Performing an artery bypass in the brain typically requires shutting off blood flow, potentially leading to a stroke in some patients. Based on a technology developed at UMC Utrecht, Elana, also out of Utrecht, The Netherlands, just received FDA Humanitarian Use Device approval for its commercialized product called ELANA (Excimer Laser Assisted Non-Occlusive Anastamosis) Surgical Kit, a tool that allows neurosurgeons to reroute blood flow around an aneurysm or a tumor without stopping the flow of blood.
To create the bypass, a surgeon sutures the ring and a section of replacement blood vessel onto the surface of the affected artery. Once attached, the surgeon tunnels the tip of the laser handpiece down the open end of the replacement blood vessel until the tip of the laser touches the ring.

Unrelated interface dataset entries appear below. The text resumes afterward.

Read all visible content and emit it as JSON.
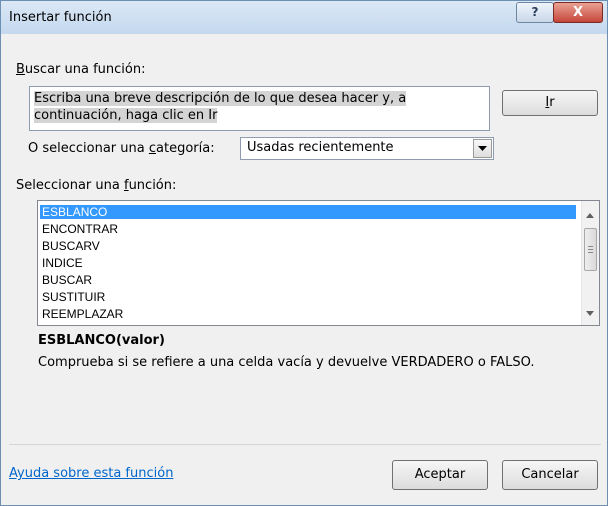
{
  "window": {
    "title": "Insertar función",
    "help_glyph": "?",
    "close_glyph": "X"
  },
  "search": {
    "label_prefix": "",
    "label_key": "B",
    "label_rest": "uscar una función:",
    "text_line1": "Escriba una breve descripción de lo que desea hacer y, a",
    "text_line2": "continuación, haga clic en Ir",
    "go_key": "I",
    "go_rest": "r"
  },
  "category": {
    "label_prefix": "O seleccionar una ",
    "label_key": "c",
    "label_rest": "ategoría:",
    "selected": "Usadas recientemente"
  },
  "functions": {
    "label_prefix": "Seleccionar una ",
    "label_key": "f",
    "label_rest": "unción:",
    "items": [
      "ESBLANCO",
      "ENCONTRAR",
      "BUSCARV",
      "INDICE",
      "BUSCAR",
      "SUSTITUIR",
      "REEMPLAZAR"
    ],
    "selected_index": 0
  },
  "details": {
    "signature": "ESBLANCO(valor)",
    "description": "Comprueba si se refiere a una celda vacía y devuelve VERDADERO o FALSO."
  },
  "footer": {
    "help_link": "Ayuda sobre esta función",
    "ok_label": "Aceptar",
    "cancel_label": "Cancelar"
  },
  "colors": {
    "selection": "#3399ff",
    "link": "#0066cc",
    "close_button": "#c5463a"
  }
}
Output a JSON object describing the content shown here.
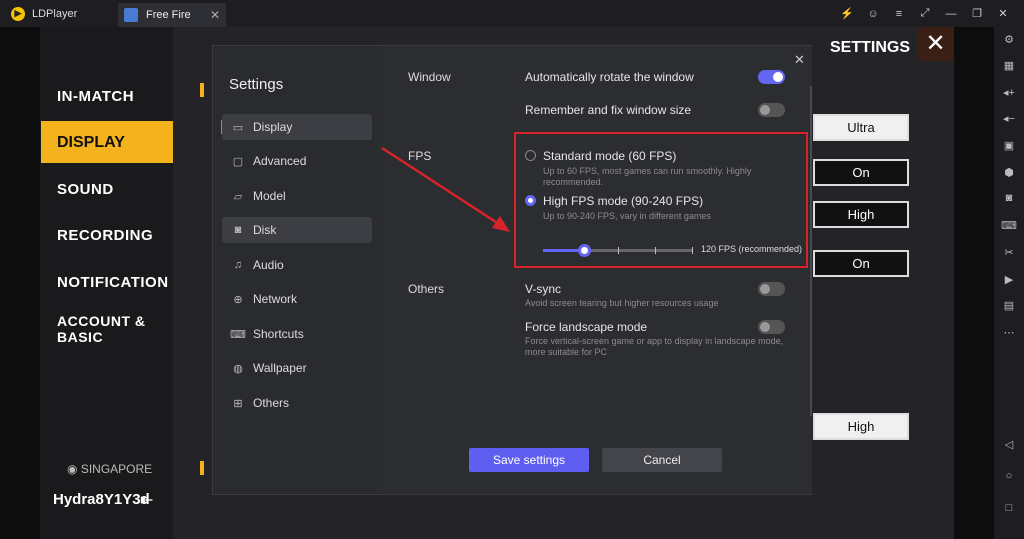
{
  "titlebar": {
    "app_name": "LDPlayer",
    "tab": "Free Fire",
    "tab_close": "✕",
    "controls": [
      "⚡",
      "☺",
      "≡",
      "⤢",
      "—",
      "❐",
      "✕"
    ]
  },
  "game": {
    "menu": [
      "IN-MATCH",
      "SOUND",
      "RECORDING",
      "NOTIFICATION",
      "ACCOUNT &",
      "BASIC"
    ],
    "active_menu": "DISPLAY",
    "header": "SETTINGS",
    "close": "✕",
    "options": [
      "Ultra",
      "On",
      "High",
      "On",
      "High"
    ],
    "region": "SINGAPORE",
    "player": "Hydra8Y1Y3d"
  },
  "modal": {
    "title": "Settings",
    "close": "✕",
    "nav": [
      {
        "label": "Display",
        "icon": "display-icon"
      },
      {
        "label": "Advanced",
        "icon": "advanced-icon"
      },
      {
        "label": "Model",
        "icon": "model-icon"
      },
      {
        "label": "Disk",
        "icon": "disk-icon"
      },
      {
        "label": "Audio",
        "icon": "audio-icon"
      },
      {
        "label": "Network",
        "icon": "network-icon"
      },
      {
        "label": "Shortcuts",
        "icon": "keyboard-icon"
      },
      {
        "label": "Wallpaper",
        "icon": "palette-icon"
      },
      {
        "label": "Others",
        "icon": "grid-icon"
      }
    ],
    "window": {
      "section": "Window",
      "auto_rotate": "Automatically rotate the window",
      "auto_rotate_on": true,
      "remember_size": "Remember and fix window size",
      "remember_on": false
    },
    "fps": {
      "section": "FPS",
      "standard_label": "Standard mode (60 FPS)",
      "standard_desc1": "Up to 60 FPS, most games can run smoothly. Highly",
      "standard_desc2": "recommended.",
      "high_label": "High FPS mode (90-240 FPS)",
      "high_desc": "Up to 90-240 FPS, vary in different games",
      "selected": "high",
      "slider_value": "120 FPS (recommended)",
      "slider_fraction": 0.27
    },
    "others": {
      "section": "Others",
      "vsync_label": "V-sync",
      "vsync_desc": "Avoid screen tearing but higher resources usage",
      "vsync_on": false,
      "landscape_label": "Force landscape mode",
      "landscape_desc1": "Force vertical-screen game or app to display in landscape mode,",
      "landscape_desc2": "more suitable for PC",
      "landscape_on": false
    },
    "buttons": {
      "save": "Save settings",
      "cancel": "Cancel"
    }
  },
  "colors": {
    "accent": "#6466f1",
    "highlight": "#d8232a",
    "game_yellow": "#f4b31c"
  }
}
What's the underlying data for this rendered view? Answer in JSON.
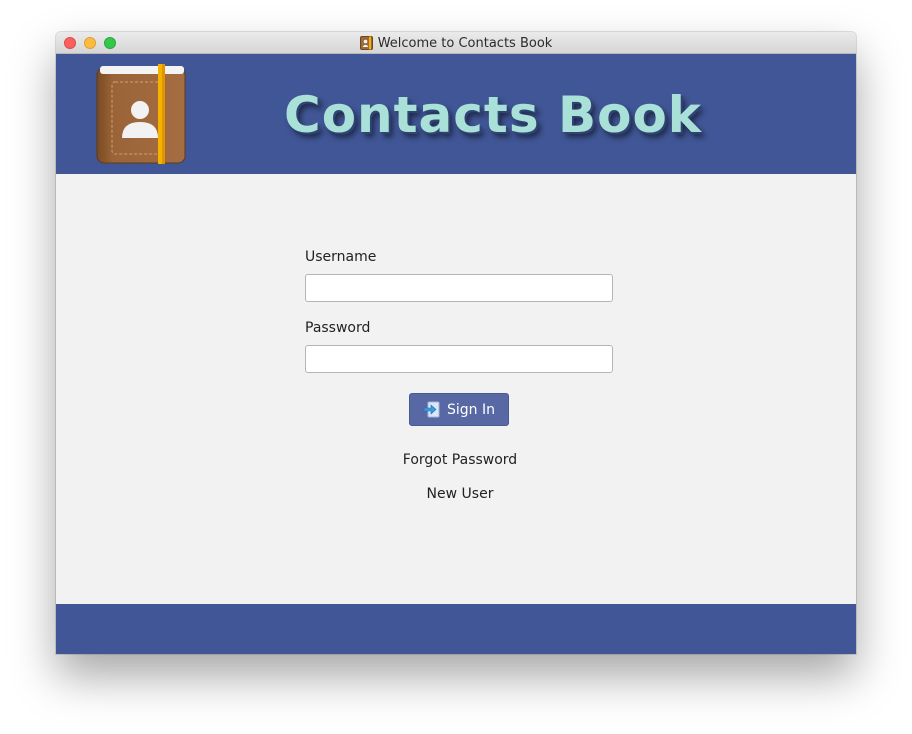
{
  "window": {
    "title": "Welcome to Contacts Book",
    "title_icon": "contacts-book-icon"
  },
  "header": {
    "brand": "Contacts Book",
    "logo_icon": "contacts-book-icon"
  },
  "form": {
    "username_label": "Username",
    "username_value": "",
    "password_label": "Password",
    "password_value": "",
    "signin_label": "Sign In",
    "signin_icon": "sign-in-arrow-icon"
  },
  "links": {
    "forgot_password": "Forgot Password",
    "new_user": "New User"
  },
  "colors": {
    "header_bg": "#405696",
    "footer_bg": "#405696",
    "button_bg": "#5868a4",
    "brand_text": "#a9e0d8",
    "content_bg": "#f2f2f2"
  }
}
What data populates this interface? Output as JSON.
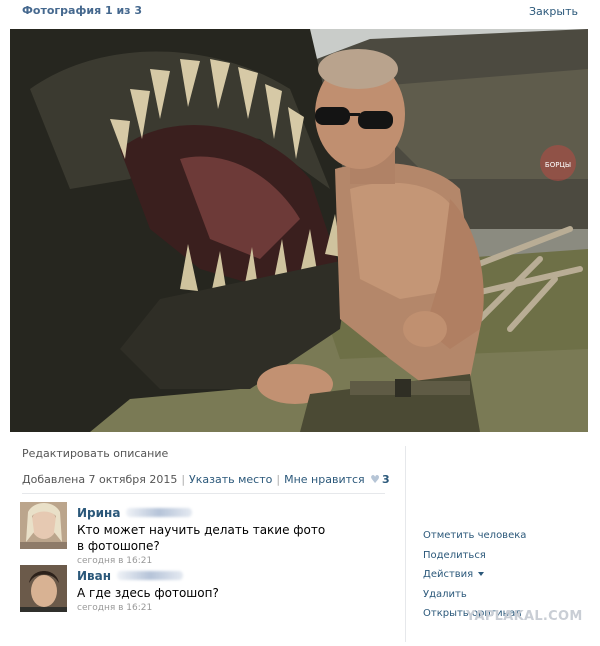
{
  "header": {
    "photo_counter": "Фотография 1 из 3",
    "close_label": "Закрыть"
  },
  "photo": {
    "stamp_text": "БОРЦЫ"
  },
  "info": {
    "edit_description": "Редактировать описание",
    "added_date": "Добавлена 7 октября 2015",
    "specify_place": "Указать место",
    "like_label": "Мне нравится",
    "like_count": "3"
  },
  "comments": [
    {
      "author": "Ирина",
      "text": "Кто может научить делать такие фото в фотошопе?",
      "time": "сегодня в 16:21"
    },
    {
      "author": "Иван",
      "text": "А где здесь фотошоп?",
      "time": "сегодня в 16:21"
    }
  ],
  "actions": {
    "tag_person": "Отметить человека",
    "share": "Поделиться",
    "more_actions": "Действия",
    "delete": "Удалить",
    "open_original": "Открыть оригинал"
  },
  "watermark": "YAPLAKAL.COM",
  "colors": {
    "link": "#2b587a",
    "header": "#45688e",
    "muted": "#999999"
  }
}
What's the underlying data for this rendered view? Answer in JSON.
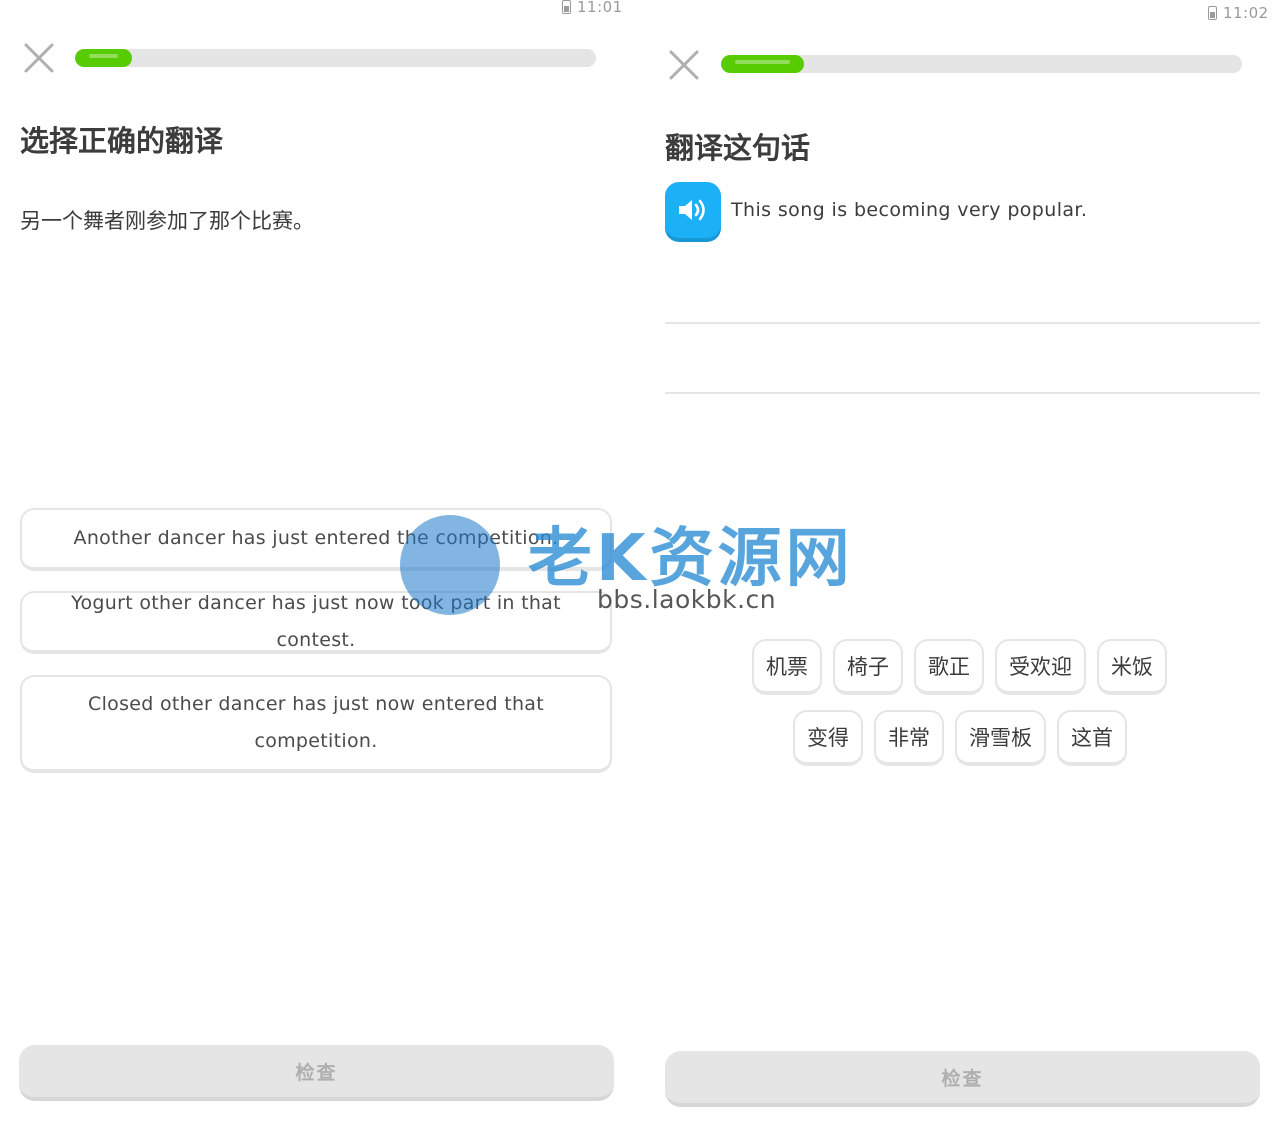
{
  "left_screen": {
    "status_time": "11:01",
    "progress": 0.11,
    "heading": "选择正确的翻译",
    "prompt": "另一个舞者刚参加了那个比赛。",
    "options": [
      "Another dancer has just entered the competition.",
      "Yogurt other dancer has just now took part in that contest.",
      "Closed other dancer has just now entered that competition."
    ],
    "check_label": "检查"
  },
  "right_screen": {
    "status_time": "11:02",
    "progress": 0.16,
    "heading": "翻译这句话",
    "sentence": "This song is becoming very popular.",
    "word_bank_row1": [
      "机票",
      "椅子",
      "歌正",
      "受欢迎",
      "米饭"
    ],
    "word_bank_row2": [
      "变得",
      "非常",
      "滑雪板",
      "这首"
    ],
    "check_label": "检查"
  },
  "watermark": {
    "title": "老K资源网",
    "url": "bbs.laokbk.cn"
  },
  "colors": {
    "progress_green": "#58cc02",
    "speaker_blue": "#1cb0f6",
    "border_gray": "#e5e5e5",
    "disabled_text": "#afafaf"
  },
  "icons": {
    "close": "close-icon",
    "speaker": "speaker-icon",
    "battery": "battery-icon"
  }
}
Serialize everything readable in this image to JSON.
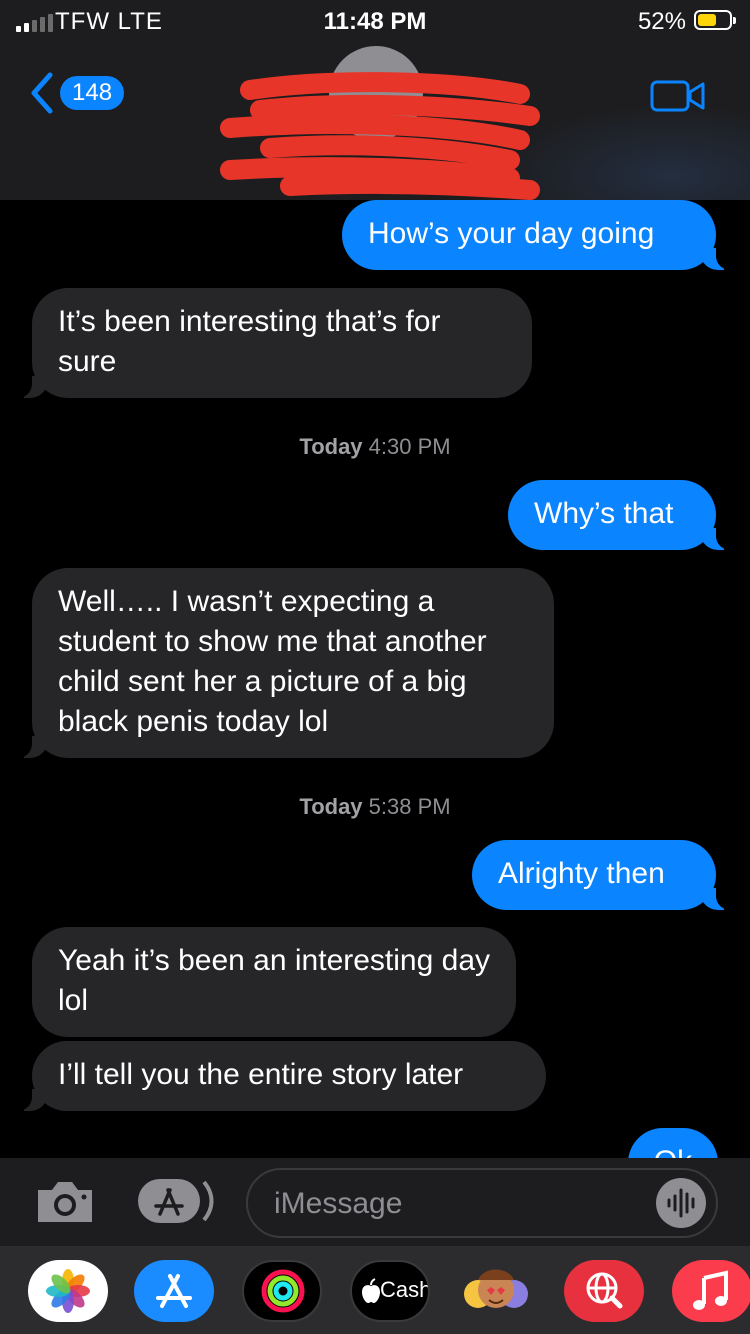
{
  "status_bar": {
    "carrier": "TFW  LTE",
    "time": "11:48 PM",
    "battery_percent": "52%",
    "battery_level": 0.52,
    "signal_bars": 5,
    "signal_bars_filled": 2
  },
  "header": {
    "unread_count": "148",
    "contact_name_redacted": true
  },
  "thread": {
    "messages": [
      {
        "direction": "out",
        "text": "How’s your day going"
      },
      {
        "direction": "in",
        "text": "It’s been interesting that’s for sure"
      },
      {
        "direction": "out",
        "text": "Why’s that"
      },
      {
        "direction": "in",
        "text": "Well….. I wasn’t expecting a student to show me that another child sent her a picture of a big black penis today lol"
      },
      {
        "direction": "out",
        "text": "Alrighty then"
      },
      {
        "direction": "in",
        "text": "Yeah it’s been an interesting day lol"
      },
      {
        "direction": "in",
        "text": "I’ll tell you the entire story later"
      },
      {
        "direction": "out",
        "text": "Ok"
      }
    ],
    "timestamps": [
      {
        "day": "Today",
        "time": "4:30 PM"
      },
      {
        "day": "Today",
        "time": "5:38 PM"
      }
    ]
  },
  "compose": {
    "placeholder": "iMessage"
  },
  "app_drawer": {
    "apps": [
      {
        "name": "photos-app",
        "icon": "photos-flower-icon"
      },
      {
        "name": "app-store",
        "icon": "app-store-icon"
      },
      {
        "name": "activity",
        "icon": "activity-rings-icon"
      },
      {
        "name": "apple-cash",
        "label": "Cash",
        "icon": "apple-logo-icon"
      },
      {
        "name": "memoji",
        "icon": "memoji-faces-icon"
      },
      {
        "name": "web-search",
        "icon": "globe-search-icon"
      },
      {
        "name": "music",
        "icon": "music-note-icon"
      }
    ]
  },
  "colors": {
    "outgoing_bubble": "#0a84ff",
    "incoming_bubble": "#262628",
    "background": "#000000",
    "battery_fill": "#ffd60a",
    "timestamp": "#8e8e93"
  }
}
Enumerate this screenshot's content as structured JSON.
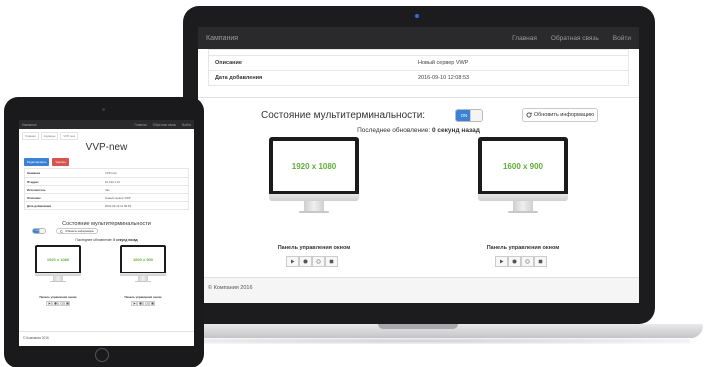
{
  "laptop": {
    "nav": {
      "brand": "Кампания",
      "links": [
        "Главная",
        "Обратная связь",
        "Войти"
      ]
    },
    "details": [
      {
        "key": "Описание",
        "value": "Новый сервер VWP"
      },
      {
        "key": "Дата добавления",
        "value": "2016-09-10 12:08:53"
      }
    ],
    "status": {
      "title": "Состояние мультитерминальности:",
      "toggle_label": "ON",
      "refresh_label": "Обновить информацию",
      "updated_prefix": "Последнее обновление:",
      "updated_value": "0 секунд назад"
    },
    "monitors": [
      {
        "resolution": "1920 x 1080",
        "panel_title": "Панель управления окном"
      },
      {
        "resolution": "1600 x 900",
        "panel_title": "Панель управления окном"
      }
    ],
    "footer": "© Компания 2016"
  },
  "tablet": {
    "nav": {
      "brand": "Кампания",
      "links": [
        "Главная",
        "Обратная связь",
        "Войти"
      ]
    },
    "crumbs": [
      "Главная",
      "Серверы",
      "VVP-new"
    ],
    "title": "VVP-new",
    "buttons": {
      "edit": "Редактировать",
      "delete": "Удалить"
    },
    "details": [
      {
        "key": "Название",
        "value": "VVP-new"
      },
      {
        "key": "IP-адрес",
        "value": "10.134.1.10"
      },
      {
        "key": "Исполнитель",
        "value": "Vas"
      },
      {
        "key": "Описание",
        "value": "Новый сервер VWP"
      },
      {
        "key": "Дата добавления",
        "value": "2016-09-10 12:08:53"
      }
    ],
    "status": {
      "title": "Состояние мультитерминальности",
      "toggle_label": "ON",
      "refresh_label": "Обновить информацию",
      "updated_prefix": "Последнее обновление:",
      "updated_value": "0 секунд назад"
    },
    "monitors": [
      {
        "resolution": "1920 x 1080",
        "panel_title": "Панель управления окном"
      },
      {
        "resolution": "1600 x 900",
        "panel_title": "Панель управления окном"
      }
    ],
    "footer": "© Компания 2016"
  },
  "icons": {
    "refresh": "refresh-icon",
    "controls": [
      "play-icon",
      "record-icon",
      "settings-icon",
      "stop-icon"
    ]
  },
  "colors": {
    "accent": "#3a82d6",
    "danger": "#d9534f",
    "resolution_text": "#5fae3a"
  }
}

The laser then cuts a circular hole in the affected artery, and suction removes the cut tissue. The process is repeated with a second replacement blood vessel. Once both replacement blood vessels are in place, the open ends of the two replacement blood vessels are sutured together to complete the path around the aneurysm or tumor.